During the Haughton-Mars Project (HMP)'s 1998 summer field campaign on Devon Island in the Arctic, I proposed a design for a Flag of Mars. The idea of a flag for Mars came up in a casual conversation. As I grew up in France, I jokingly suggested that it should be a tricolour, to symbolize Liberty, with Red, Green and Blue representing the future phases of terraforming Mars. I'm actually not a big fan of terraforming. I don't think it's cost-effective given how much resources and time it would take, let alone the ethics of it in case we do find indigenous alien life on Mars. Instead, to live on other Earth-like worlds, we should try to achieve interstellar travel. That said, on astronomical timescales, as our Sun evolves to become a red giant, Mars will eventually undergo terraforming anyway, so the tricolor evolution of Mars might still symbolize the planet's future. To my surprise, the tricolor flag idea caught on, and this flag now shows up here and there around the world as "the" Flag of Mars.

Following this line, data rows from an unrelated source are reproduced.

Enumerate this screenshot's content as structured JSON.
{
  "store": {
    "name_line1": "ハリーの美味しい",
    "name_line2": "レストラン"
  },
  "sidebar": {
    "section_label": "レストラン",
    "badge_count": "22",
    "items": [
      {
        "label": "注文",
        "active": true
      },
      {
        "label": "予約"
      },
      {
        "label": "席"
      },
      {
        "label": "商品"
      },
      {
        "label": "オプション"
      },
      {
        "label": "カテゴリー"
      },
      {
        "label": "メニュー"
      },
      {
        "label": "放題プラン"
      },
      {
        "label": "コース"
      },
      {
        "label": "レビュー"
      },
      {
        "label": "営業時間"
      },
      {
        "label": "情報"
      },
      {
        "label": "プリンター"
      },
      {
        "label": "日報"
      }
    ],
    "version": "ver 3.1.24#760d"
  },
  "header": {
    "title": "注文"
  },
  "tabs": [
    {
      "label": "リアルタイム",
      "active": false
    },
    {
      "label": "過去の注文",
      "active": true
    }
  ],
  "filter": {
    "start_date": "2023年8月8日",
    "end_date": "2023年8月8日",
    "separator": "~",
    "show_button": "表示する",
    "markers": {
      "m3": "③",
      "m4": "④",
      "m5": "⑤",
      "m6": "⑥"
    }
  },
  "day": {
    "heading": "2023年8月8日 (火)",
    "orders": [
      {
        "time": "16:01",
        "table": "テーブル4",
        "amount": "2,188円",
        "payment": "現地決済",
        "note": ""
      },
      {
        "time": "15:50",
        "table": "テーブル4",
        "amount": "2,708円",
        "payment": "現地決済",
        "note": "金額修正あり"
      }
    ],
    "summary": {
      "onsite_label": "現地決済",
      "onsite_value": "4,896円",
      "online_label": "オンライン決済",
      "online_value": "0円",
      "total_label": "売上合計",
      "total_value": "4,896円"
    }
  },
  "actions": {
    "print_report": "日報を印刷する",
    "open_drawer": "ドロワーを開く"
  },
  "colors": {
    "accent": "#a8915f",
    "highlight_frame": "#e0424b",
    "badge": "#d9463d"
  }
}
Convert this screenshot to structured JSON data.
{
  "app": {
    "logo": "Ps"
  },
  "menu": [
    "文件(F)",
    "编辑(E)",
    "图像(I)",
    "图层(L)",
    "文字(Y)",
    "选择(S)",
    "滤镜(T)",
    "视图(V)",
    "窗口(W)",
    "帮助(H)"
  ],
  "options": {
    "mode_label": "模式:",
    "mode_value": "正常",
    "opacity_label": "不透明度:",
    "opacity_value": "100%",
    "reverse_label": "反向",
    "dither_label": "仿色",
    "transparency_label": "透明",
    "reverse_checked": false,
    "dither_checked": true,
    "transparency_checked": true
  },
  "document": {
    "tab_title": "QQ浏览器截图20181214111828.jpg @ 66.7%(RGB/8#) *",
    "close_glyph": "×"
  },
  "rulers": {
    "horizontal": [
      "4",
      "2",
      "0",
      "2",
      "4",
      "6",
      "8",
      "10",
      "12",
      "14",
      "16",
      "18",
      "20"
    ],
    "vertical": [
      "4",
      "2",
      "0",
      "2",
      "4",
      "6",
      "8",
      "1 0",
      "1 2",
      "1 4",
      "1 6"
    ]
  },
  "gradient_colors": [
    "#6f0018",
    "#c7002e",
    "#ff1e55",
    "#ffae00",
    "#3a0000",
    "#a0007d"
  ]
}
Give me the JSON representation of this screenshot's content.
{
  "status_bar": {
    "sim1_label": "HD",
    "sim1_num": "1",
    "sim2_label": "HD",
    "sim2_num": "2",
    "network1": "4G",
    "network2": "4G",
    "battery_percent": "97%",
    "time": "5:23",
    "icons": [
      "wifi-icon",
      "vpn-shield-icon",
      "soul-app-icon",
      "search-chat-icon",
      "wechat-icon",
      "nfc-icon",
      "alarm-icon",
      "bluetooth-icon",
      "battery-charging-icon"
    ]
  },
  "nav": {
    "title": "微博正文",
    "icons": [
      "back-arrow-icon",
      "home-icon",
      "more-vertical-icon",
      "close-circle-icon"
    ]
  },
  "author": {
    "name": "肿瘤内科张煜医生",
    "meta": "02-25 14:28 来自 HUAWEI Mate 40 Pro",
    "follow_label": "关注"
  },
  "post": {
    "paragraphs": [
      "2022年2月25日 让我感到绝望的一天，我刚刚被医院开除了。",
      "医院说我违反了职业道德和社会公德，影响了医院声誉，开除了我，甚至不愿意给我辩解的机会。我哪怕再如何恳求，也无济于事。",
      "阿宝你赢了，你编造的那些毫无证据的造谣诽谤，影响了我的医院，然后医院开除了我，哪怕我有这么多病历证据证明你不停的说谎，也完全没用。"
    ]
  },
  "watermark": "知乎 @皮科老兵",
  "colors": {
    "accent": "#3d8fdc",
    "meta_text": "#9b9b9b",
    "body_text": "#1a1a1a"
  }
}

It has even flown in space. In December 1999, astronaut John Grunsfeld carried this Flag of Mars with him aboard Space Shuttle Discovery on NASA's  STS-103 mission.



The Flag of Mars has no official standing. It is not intended to represent a territorial claim, nor to encourage future humans on Mars to sucede from Earth. While it is inspired in part by the terraforming sequence, human-induced or natural, it is not intended to advocate terraforming. To me, it is more a symbol of humanity's quest to explore Mars, and of the wonderful future Mars might have, especially when the Sun becomes a red giant, which it will. When humans explore Mars, or if they ever live there, I hope they will do so ethically and esthetically. Otherwise, don't fly "my" Flag of Mars.



The Flag of Mars may be flown or worn anywhere anytime on Earth, on Mars, or in SpaceTime. Be respectful of local customs. Exercise good judgment for appropriateness. The Flag of Mars may be burned if you are really out of fuel and happen to be in an oxygen-rich atmosphere, and especially if you ever need to signal your presence in a vast barren desert.



The proportions of the Flag of Mars are 2:3. In the Pantone Color Matching System (PCMS), the red should be the "Red Clay" 18-1454, the green the "Mint Green" 17-6333, and the blue the "Imperial Blue" 19-4245. Note: Pantone has red colors called "Mars Red" and "High Risk Red", but these appeared too dark and dull to me. The Pantone "Red Clay" is more orange and brown. It got my vote. Given the abundance of clays on Mars, "Red Clay" was also a good fit. The Pantone "Mint Green" seemed refreshingly primordial to me. It's more "algal" than other greens. The Pantone "Imperial Blue" also felt right for blue. It is perhaps ironic that a celebration of Exploration and Liberty would end with Imperial Blue. But oh well, I thought it looked nice.